Thanks Jason, here is the recipe, By The Way I started Sous Vide with all your books & now have 4 Anova & the Modernist Cusine book sets plus everything Doug Baldwin, Harrold M, Heston B, Escoffier etc, all this & I live in the jungle near the beach 255km SE of Bangkok!, there is nothing not possible! Cheers Ed

Northern Thai Sausage Sai Oua


While living in Chiang Mai I spent 3 months pestering a guy at the markets for his special Sai Oua recipe. Turns out his wife was the expert & she took pity on me,, so one evening she showed me the process & there are some secrets which my wife documented in Thai. We have carefully translated to English & added western food safety notes.
This recipe works very well Sous Vide. Run a tooth pick over the Sai Oua before steaming or adding to the Vacuum bag. All measures are checked & correct for fresh product, Ed
Ingredients
1 1 kg pork minced 70% meat 30% fat
2 300g of small hog casings
3 2 Tbs. shredded kaffir lime leaves
4 2 Tbs. of shredded coriander (leaves roots & all)
5 2 Tbs. shredded spring onion
6 1 Tbs. of raw sugar
7 1 Tbs. soy sauce
8 100g dried chilli
9 1 Tbs. shredded turmeric
10 2 Tbs. shredded lemongrass (lower centre white parts with hard outside removed) 50% reserved & finely chopped.
11 2 Tbs. sliced shallots ( the small brown ones)
12 1 Tbs. sliced garlic
13 1 Tbs. shredded kaffir lime zest
14 1 Tsp. shrimp paste
15 1 Tbs. salt
16 2 duck eggs ( higher protein & with more Albumen & Cholesterol, cook out better than chicken eggs & have a much higher binding capacity)
Method

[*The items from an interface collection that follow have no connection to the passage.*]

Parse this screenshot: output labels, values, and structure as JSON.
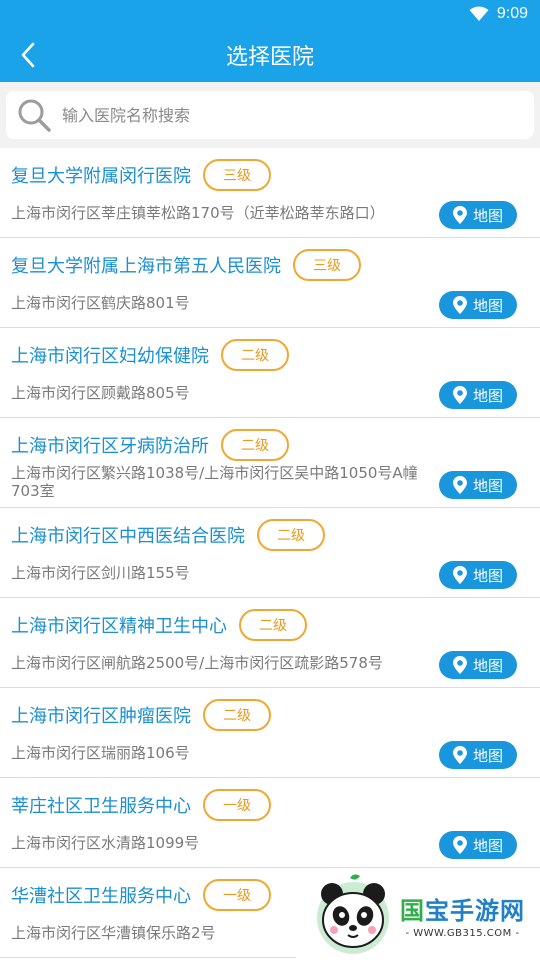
{
  "status_bar": {
    "time": "9:09"
  },
  "nav": {
    "title": "选择医院"
  },
  "search": {
    "placeholder": "输入医院名称搜索"
  },
  "map_label": "地图",
  "hospitals": [
    {
      "name": "复旦大学附属闵行医院",
      "level": "三级",
      "address": "上海市闵行区莘庄镇莘松路170号（近莘松路莘东路口）"
    },
    {
      "name": "复旦大学附属上海市第五人民医院",
      "level": "三级",
      "address": "上海市闵行区鹤庆路801号"
    },
    {
      "name": "上海市闵行区妇幼保健院",
      "level": "二级",
      "address": "上海市闵行区顾戴路805号"
    },
    {
      "name": "上海市闵行区牙病防治所",
      "level": "二级",
      "address": "上海市闵行区繁兴路1038号/上海市闵行区吴中路1050号A幢703室"
    },
    {
      "name": "上海市闵行区中西医结合医院",
      "level": "二级",
      "address": "上海市闵行区剑川路155号"
    },
    {
      "name": "上海市闵行区精神卫生中心",
      "level": "二级",
      "address": "上海市闵行区闸航路2500号/上海市闵行区疏影路578号"
    },
    {
      "name": "上海市闵行区肿瘤医院",
      "level": "二级",
      "address": "上海市闵行区瑞丽路106号"
    },
    {
      "name": "莘庄社区卫生服务中心",
      "level": "一级",
      "address": "上海市闵行区水清路1099号"
    },
    {
      "name": "华漕社区卫生服务中心",
      "level": "一级",
      "address": "上海市闵行区华漕镇保乐路2号"
    }
  ],
  "watermark": {
    "brand_1": "国",
    "brand_2": "宝手游网",
    "url": "- WWW.GB315.COM -"
  },
  "colors": {
    "primary": "#1aa3e8",
    "link": "#1a8fd1",
    "level_border": "#f0a832",
    "map_button": "#1a97dc"
  }
}
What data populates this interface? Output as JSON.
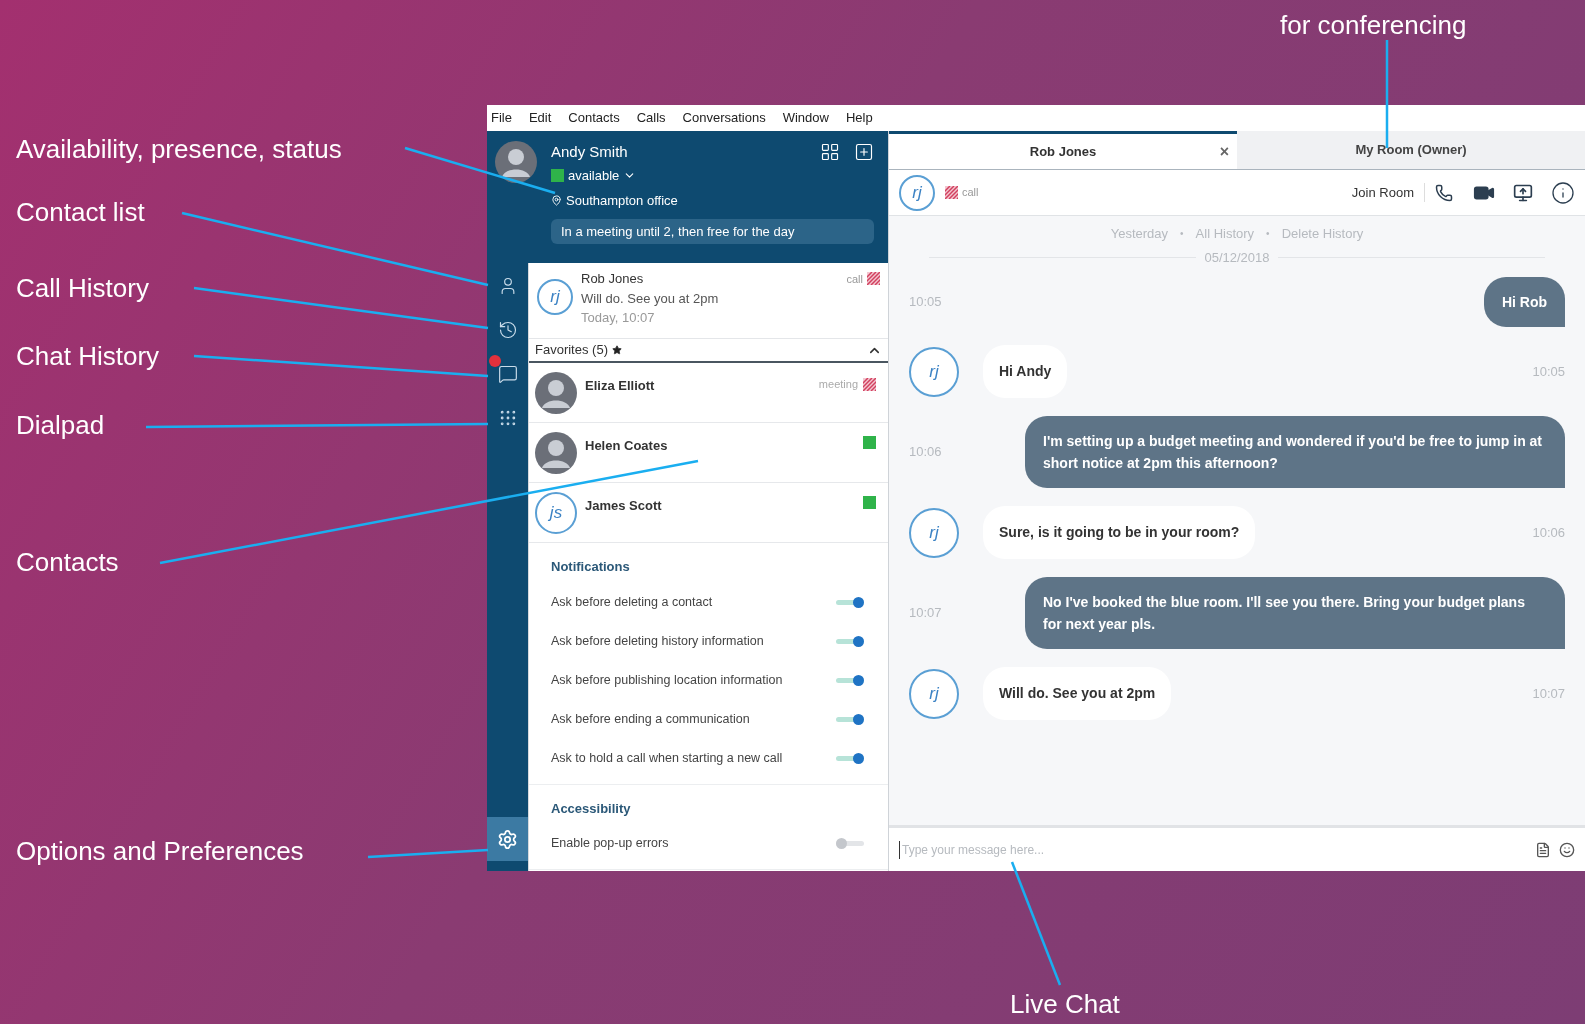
{
  "annotations": [
    {
      "text": "Availability, presence, status"
    },
    {
      "text": "Contact list"
    },
    {
      "text": "Call History"
    },
    {
      "text": "Chat History"
    },
    {
      "text": "Dialpad"
    },
    {
      "text": "Contacts"
    },
    {
      "text": "Options and Preferences"
    },
    {
      "text": "Live Chat"
    },
    {
      "text": "for conferencing"
    }
  ],
  "menu": [
    "File",
    "Edit",
    "Contacts",
    "Calls",
    "Conversations",
    "Window",
    "Help"
  ],
  "profile": {
    "name": "Andy Smith",
    "presence": {
      "kind": "available"
    },
    "status": "available",
    "location": "Southampton office",
    "note": "In a meeting until 2, then free for the day"
  },
  "recent": {
    "initials": "rj",
    "name": "Rob Jones",
    "message": "Will do. See you at 2pm",
    "time": "Today, 10:07",
    "status": "call",
    "presence": {
      "kind": "busy"
    }
  },
  "favorites": {
    "title": "Favorites (5)",
    "expanded": true,
    "contacts": [
      {
        "kind": "photo",
        "name": "Eliza Elliott",
        "status": "meeting",
        "presence": {
          "kind": "busy"
        }
      },
      {
        "kind": "photo",
        "name": "Helen Coates",
        "presence": {
          "kind": "available"
        }
      },
      {
        "kind": "initials",
        "initials": "js",
        "name": "James Scott",
        "presence": {
          "kind": "available"
        }
      }
    ]
  },
  "settings": [
    {
      "title": "Notifications",
      "items": [
        {
          "label": "Ask before deleting a contact",
          "on": true
        },
        {
          "label": "Ask before deleting history information",
          "on": true
        },
        {
          "label": "Ask before publishing location information",
          "on": true
        },
        {
          "label": "Ask before ending a communication",
          "on": true
        },
        {
          "label": "Ask to hold a call when starting a new call",
          "on": true
        }
      ]
    },
    {
      "title": "Accessibility",
      "items": [
        {
          "label": "Enable pop-up errors",
          "on": false
        }
      ]
    }
  ],
  "chat": {
    "tabs": [
      {
        "label": "Rob Jones",
        "selected": true,
        "close": "×"
      },
      {
        "label": "My Room (Owner)",
        "selected": false
      }
    ],
    "header": {
      "initials": "rj",
      "presence": {
        "kind": "busy"
      },
      "status": "call",
      "join": "Join Room"
    },
    "history_links": [
      "Yesterday",
      "All History",
      "Delete History"
    ],
    "history_separators": [
      "•",
      "•"
    ],
    "date": "05/12/2018",
    "messages": [
      {
        "kind": "sent",
        "text": "Hi Rob",
        "time": "10:05"
      },
      {
        "kind": "received",
        "initials": "rj",
        "text": "Hi Andy",
        "time": "10:05"
      },
      {
        "kind": "sent",
        "text": "I'm setting up a budget meeting and wondered if you'd be free to jump in at short notice at 2pm this afternoon?",
        "time": "10:06"
      },
      {
        "kind": "received",
        "initials": "rj",
        "text": "Sure, is it going to be in your room?",
        "time": "10:06"
      },
      {
        "kind": "sent",
        "text": "No I've booked the blue room. I'll see you there. Bring your budget plans for next year pls.",
        "time": "10:07"
      },
      {
        "kind": "received",
        "initials": "rj",
        "text": "Will do. See you at 2pm",
        "time": "10:07"
      }
    ],
    "input": {
      "placeholder": "Type your message here..."
    }
  }
}
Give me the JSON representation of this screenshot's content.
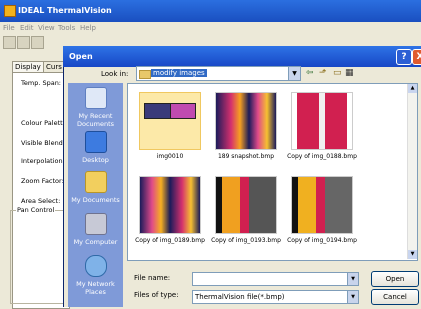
{
  "app": {
    "title": "IDEAL ThermalVision",
    "menu": [
      "File",
      "Edit",
      "View",
      "Tools",
      "Help"
    ],
    "tabs": [
      "Display",
      "Curs"
    ],
    "settings_labels": [
      "Temp. Span:",
      "Colour Palette",
      "Visible Blend:",
      "Interpolation:",
      "Zoom Factor:",
      "Area Select:"
    ],
    "pan_group_label": "Pan Control"
  },
  "dialog": {
    "title": "Open",
    "help": "?",
    "close": "X",
    "look_in_label": "Look in:",
    "look_in_value": "modify images",
    "places": [
      {
        "label": "My Recent Documents",
        "icon": "recent-documents-icon"
      },
      {
        "label": "Desktop",
        "icon": "desktop-icon"
      },
      {
        "label": "My Documents",
        "icon": "my-documents-icon"
      },
      {
        "label": "My Computer",
        "icon": "my-computer-icon"
      },
      {
        "label": "My Network Places",
        "icon": "network-places-icon"
      }
    ],
    "files": [
      {
        "name": "img0010",
        "kind": "folder"
      },
      {
        "name": "189 snapshot.bmp",
        "kind": "thermal-grid"
      },
      {
        "name": "Copy of img_0188.bmp",
        "kind": "thermal-red"
      },
      {
        "name": "Copy of img_0189.bmp",
        "kind": "thermal-grid"
      },
      {
        "name": "Copy of img_0193.bmp",
        "kind": "thermal-pipe"
      },
      {
        "name": "Copy of img_0194.bmp",
        "kind": "thermal-pipe"
      }
    ],
    "file_name_label": "File name:",
    "file_name_value": "",
    "files_of_type_label": "Files of type:",
    "files_of_type_value": "ThermalVision file(*.bmp)",
    "open_label": "Open",
    "cancel_label": "Cancel"
  }
}
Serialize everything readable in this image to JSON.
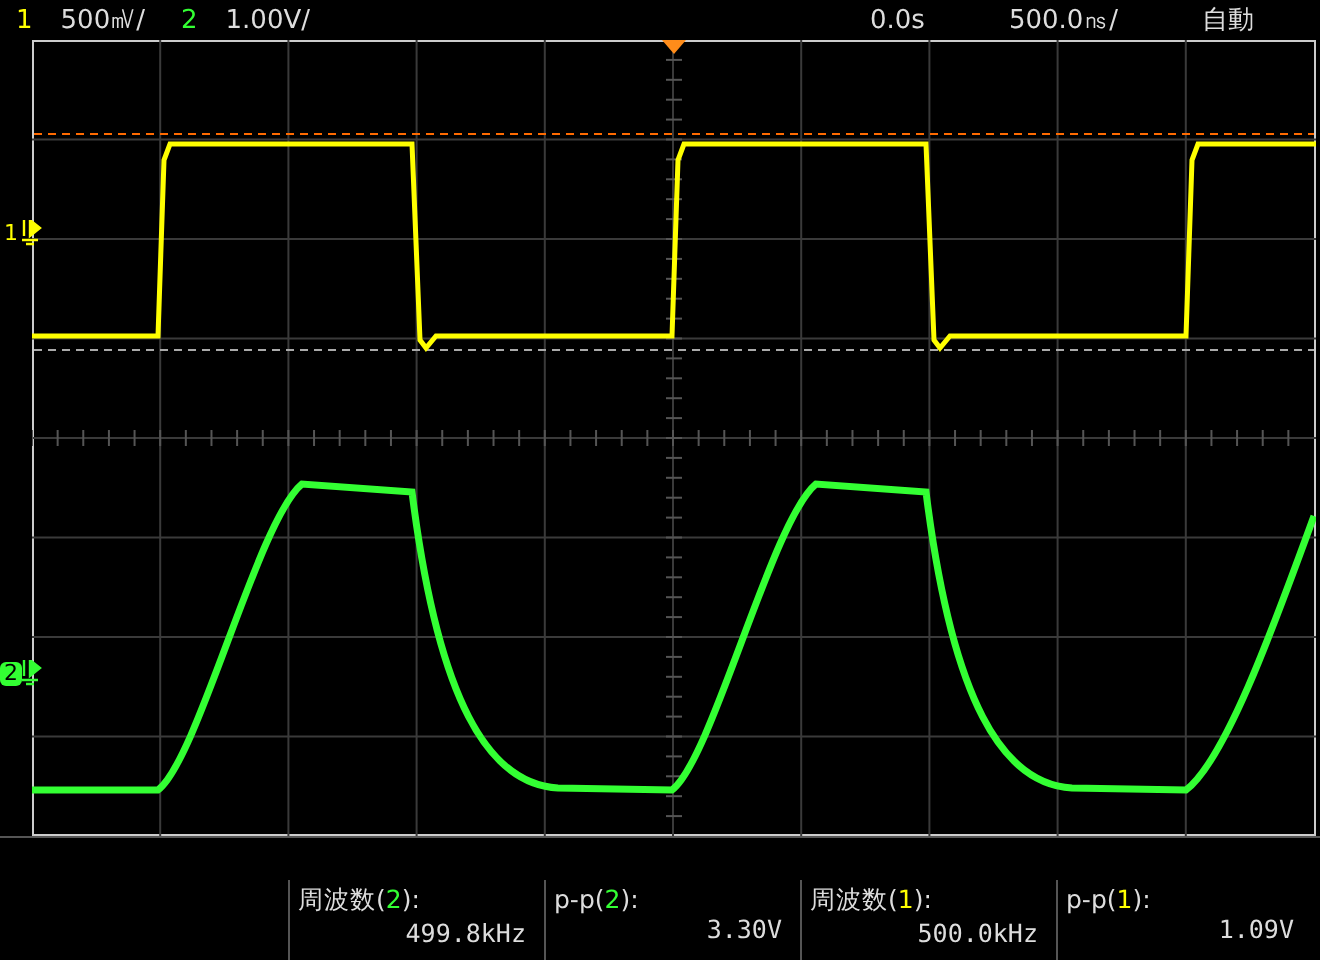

Pound or blitz the chilli, shallots, garlic, lemongrass, turmeric, salt, shrimp paste & lime zest completely. Keep 50% lemongrass & add in next step for flavour burst.
Add above mix to a very cold Stainless bowl & tip in the very cold pork mince, mix well then add the sugar & soy sauce & mix.
Add eggs & mix, then add the shredded lime leaves, spring onion & reserved lemongrass then mix again. Refrigerate for 1 hour.
All this mixing is done to release the gluten like proteins which you will see as very sticky, use gloved hands dipped in ice slurry, the idea is to keep the mix as cold as possible.
Wash hog casings inside & out & cut to about 30cm (Thais use about a 45cm spiral). Tie end with kitchen string & fill casing to about 20 – 25mm, not too tight & tie end.
Steam or poach the Sai Oua for about 20 minutes but remember to prick the skins on each side to prevent bursting.
If Sous vide, remove & dump into an ice slurry for 15 min then Vac bag & freeze.
Here the poached Sai Oua is dumped into plastic bags & taken to market for BBQ & selling.
On a charcoal BBQ (which is going well with white ash on coals) set up for a low heat grill.
Add old coconut shell or your favourite wood chips & smoke grill your Sai Oua gently until brown & everywhere is filled with the fragrant smell of a Thai BBQ market.
Cool on wood boards or paddle & cut to about 25-30mm pieces
Some Thais add Galangal to this recipe & there is debate as to which version is best.
Sai Oua is served with Nam Prik Num & slices of lime

Edward,

Thanks for the recipe. This is great! I'm really impressed at your books & equipment, given where you are. If I get back to Thailand, I'll search you out! Kind regards, Julia (Papilloncooks)


Reply to this Topic

In order to add a reply to this topic please log in or create an account, it's free and only takes 30 seconds.